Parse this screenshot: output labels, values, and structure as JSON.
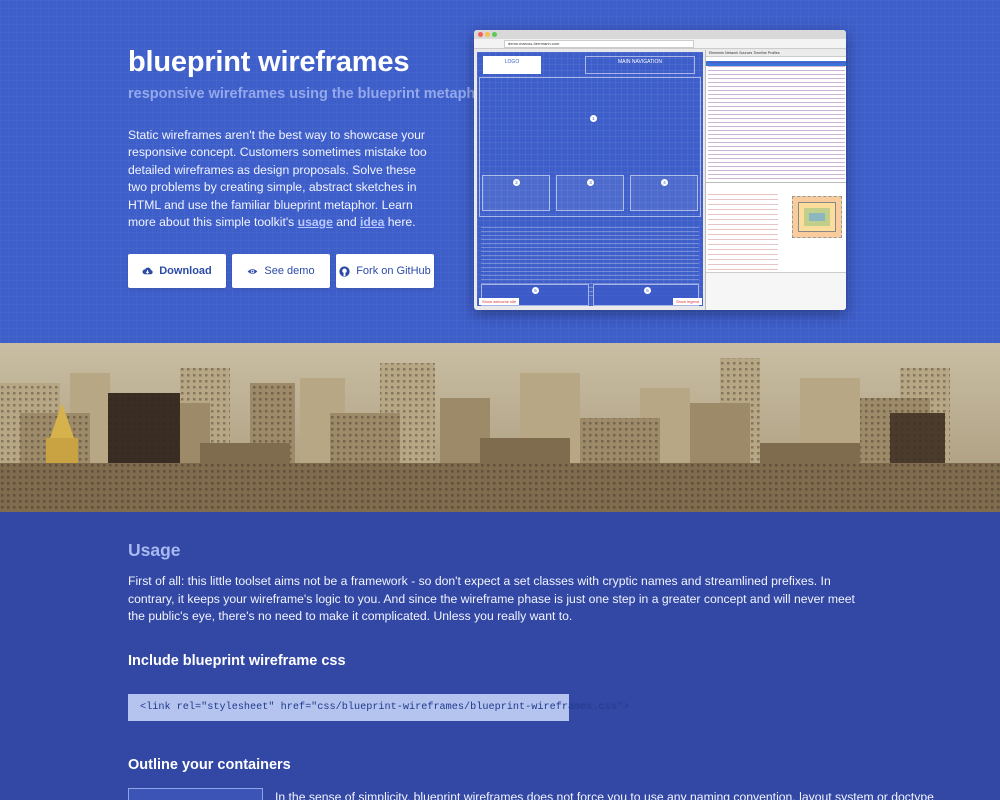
{
  "hero": {
    "title": "blueprint wireframes",
    "subtitle": "responsive wireframes using the blueprint metaphor",
    "description_before": "Static wireframes aren't the best way to showcase your responsive concept. Customers sometimes mistake too detailed wireframes as design proposals. Solve these two problems by creating simple, abstract sketches in HTML and use the familiar blueprint metaphor. Learn more about this simple toolkit's ",
    "link_usage": "usage",
    "description_and": " and ",
    "link_idea": "idea",
    "description_after": " here.",
    "buttons": {
      "download": "Download",
      "demo": "See demo",
      "github": "Fork on GitHub"
    }
  },
  "mock": {
    "url": "demo.marcus-herrmann.com",
    "logo_label": "LOGO",
    "nav_label": "MAIN NAVIGATION",
    "numbers": [
      "1",
      "2",
      "3",
      "4",
      "5",
      "6"
    ],
    "footer_left_tag": "Show welcome site",
    "footer_right_tag": "Show legend",
    "devtools_tabs": "Elements  Network  Sources  Timeline  Profiles"
  },
  "usage": {
    "title": "Usage",
    "intro": "First of all: this little toolset aims not be a framework - so don't expect a set classes with cryptic names and streamlined prefixes. In contrary, it keeps your wireframe's logic to you. And since the wireframe phase is just one step in a greater concept and will never meet the public's eye, there's no need to make it complicated. Unless you really want to.",
    "include_heading": "Include blueprint wireframe css",
    "include_code": "<link rel=\"stylesheet\" href=\"css/blueprint-wireframes/blueprint-wireframes.css\">",
    "outline_heading": "Outline your containers",
    "outline_text": "In the sense of simplicity, blueprint wireframes does not force you to use any naming convention, layout system or doctype"
  },
  "colors": {
    "hero_bg": "#3e5ec9",
    "usage_bg": "#3348a4",
    "subtitle": "#93a9ec",
    "code_bg": "#b4c4ef"
  }
}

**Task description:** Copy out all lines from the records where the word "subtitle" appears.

**Exercise answer:**
    "subtitle": "responsive wireframes using the blueprint metaphor",
    "subtitle": "#93a9ec",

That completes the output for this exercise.